A bracelet lied in the middle
of a long and empty sidewalk—
not lay or lies, but lied. As in it wanted you
to imagine someone lost it
and much sad value haunted there.
So the object picked you up,
angled the mirror of your hand
to find a way around the corner.
Pulled apart by resistance.
Becoming one by losing four or five.
Imperfections must be present from the beginning
for wind and water to exist
so says the cosmologist,
while we claim, Keep faith, keep faith
but pass the jug of wine.
Gold repaired with gold
remains gold, but porcelain
and people can’t camouflage
unstable lines between unspoken pieces.
Only a malleable and patient art
everything’s a lie
into everything’s alive.
Author's Commentary: I read an article on "The Ancient Japanese Art of Broken Pieces" and was immediately drawn to the idea. That things can not only be put back together, but in a manner that adds to the object's beauty, is a concept both reassuring and oddly human. The three stanzas were images or ideas I had in my head (Lost bracelet on the sidewalk; Keep faith, but pass the wine; Everything is a lie/alive) that work together when recognizing the potential in broken or lost pieces.

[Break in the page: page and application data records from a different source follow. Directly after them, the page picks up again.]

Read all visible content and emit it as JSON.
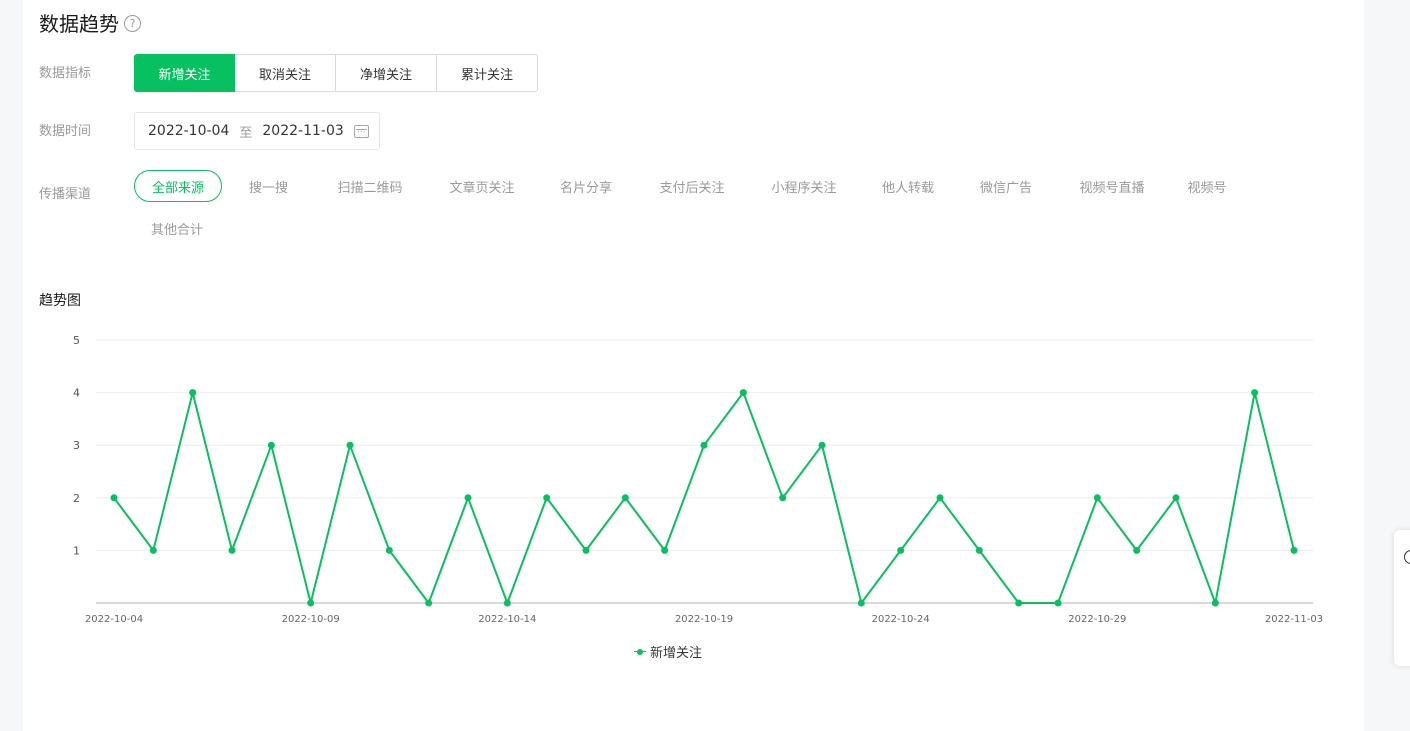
{
  "header": {
    "title": "数据趋势",
    "help_icon": "question-circle-icon"
  },
  "metric": {
    "label": "数据指标",
    "options": [
      "新增关注",
      "取消关注",
      "净增关注",
      "累计关注"
    ],
    "active": "新增关注"
  },
  "time": {
    "label": "数据时间",
    "start": "2022-10-04",
    "separator": "至",
    "end": "2022-11-03",
    "icon": "calendar-icon"
  },
  "channel": {
    "label": "传播渠道",
    "options": [
      "全部来源",
      "搜一搜",
      "扫描二维码",
      "文章页关注",
      "名片分享",
      "支付后关注",
      "小程序关注",
      "他人转载",
      "微信广告",
      "视频号直播",
      "视频号",
      "其他合计"
    ],
    "active": "全部来源"
  },
  "chart_section": {
    "title": "趋势图"
  },
  "colors": {
    "accent": "#07c160",
    "grid": "#eeeeee",
    "axis": "#cccccc",
    "muted": "#9a9a9a"
  },
  "chart_data": {
    "type": "line",
    "x": [
      "2022-10-04",
      "2022-10-05",
      "2022-10-06",
      "2022-10-07",
      "2022-10-08",
      "2022-10-09",
      "2022-10-10",
      "2022-10-11",
      "2022-10-12",
      "2022-10-13",
      "2022-10-14",
      "2022-10-15",
      "2022-10-16",
      "2022-10-17",
      "2022-10-18",
      "2022-10-19",
      "2022-10-20",
      "2022-10-21",
      "2022-10-22",
      "2022-10-23",
      "2022-10-24",
      "2022-10-25",
      "2022-10-26",
      "2022-10-27",
      "2022-10-28",
      "2022-10-29",
      "2022-10-30",
      "2022-10-31",
      "2022-11-01",
      "2022-11-02",
      "2022-11-03"
    ],
    "x_tick_labels": [
      "2022-10-04",
      "2022-10-09",
      "2022-10-14",
      "2022-10-19",
      "2022-10-24",
      "2022-10-29",
      "2022-11-03"
    ],
    "series": [
      {
        "name": "新增关注",
        "values": [
          2,
          1,
          4,
          1,
          3,
          0,
          3,
          1,
          0,
          2,
          0,
          2,
          1,
          2,
          1,
          3,
          4,
          2,
          3,
          0,
          1,
          2,
          1,
          0,
          0,
          2,
          1,
          2,
          0,
          4,
          1
        ]
      }
    ],
    "y_ticks": [
      1,
      2,
      3,
      4,
      5
    ],
    "ylim": [
      0,
      5
    ],
    "grid": true,
    "legend": "bottom-center"
  }
}
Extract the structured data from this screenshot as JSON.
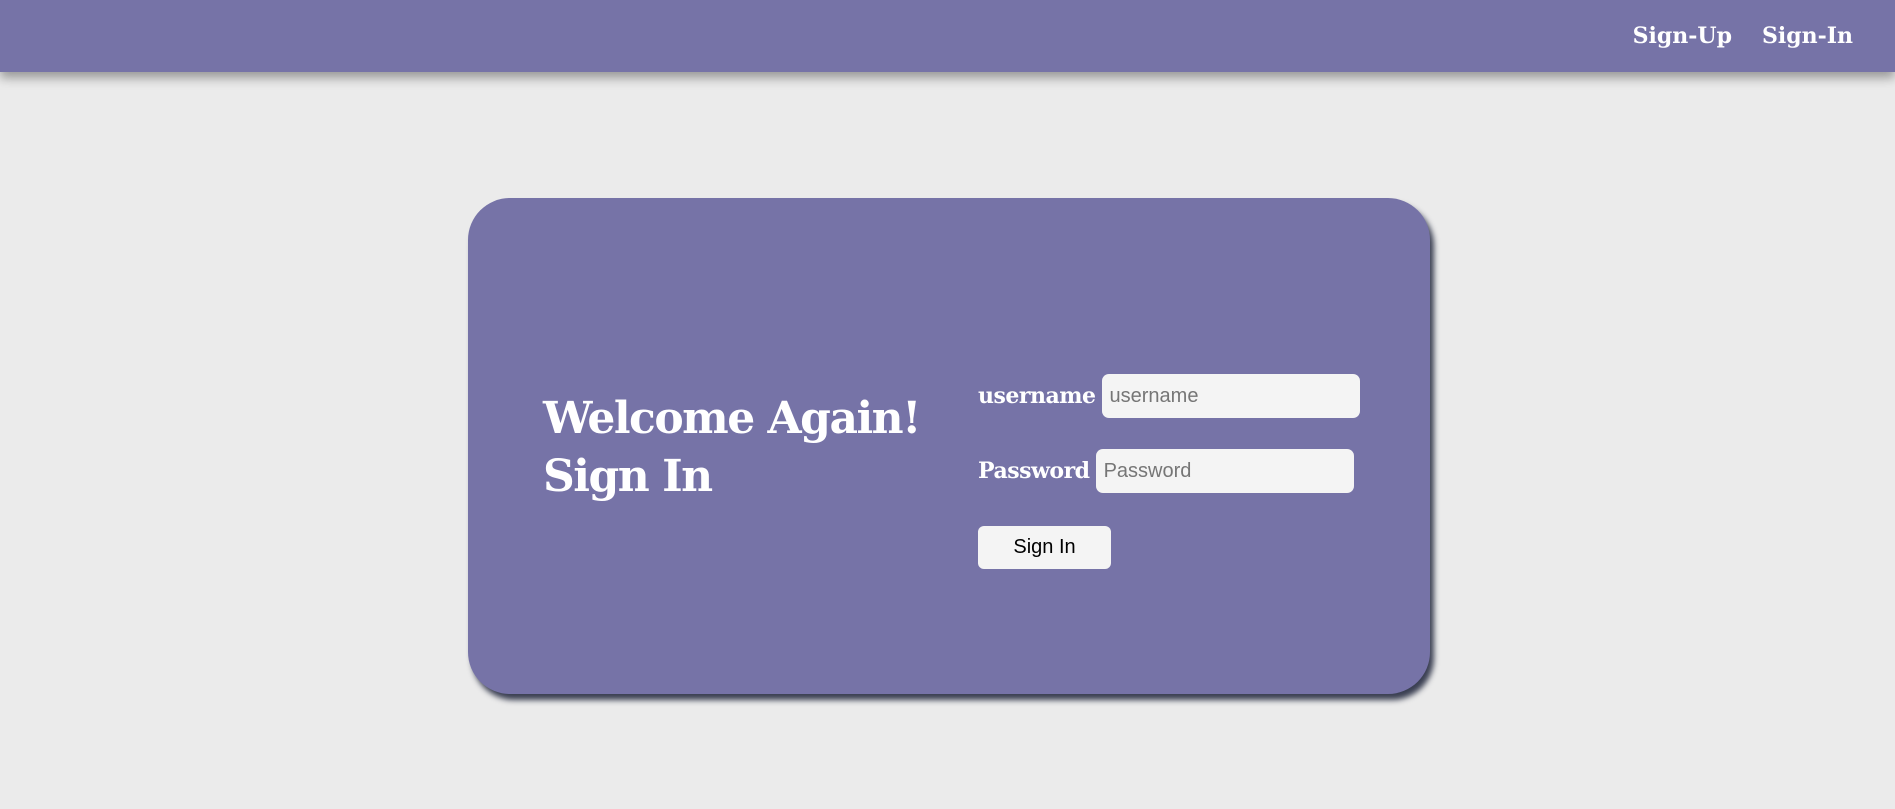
{
  "nav": {
    "signup_label": "Sign-Up",
    "signin_label": "Sign-In"
  },
  "card": {
    "heading_line1": "Welcome Again!",
    "heading_line2": "Sign In"
  },
  "form": {
    "username_label": "username",
    "username_placeholder": "username",
    "username_value": "",
    "password_label": "Password",
    "password_placeholder": "Password",
    "password_value": "",
    "submit_label": "Sign In"
  },
  "colors": {
    "brand": "#7673a7",
    "background": "#ebebeb",
    "input_bg": "#f4f4f4"
  }
}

Eric Roy has poetry recently published or forthcoming in Green Mountains Review, The Fiddlehead, Crab Creek Review, Blueline, Souvenir Lit, Birds Piled Loosely, The New York Quarterly, and elsewhere. He has won awards for his teaching (Teacher of the Year - Virginia College, Austin 2014), chili (13th Annual ACCA Cook-Off - 1st Place), and poetry (2015 KGB Open Reading 'After the AWP' Winner). He is currently the overnight pit master at Morgan's in Brooklyn.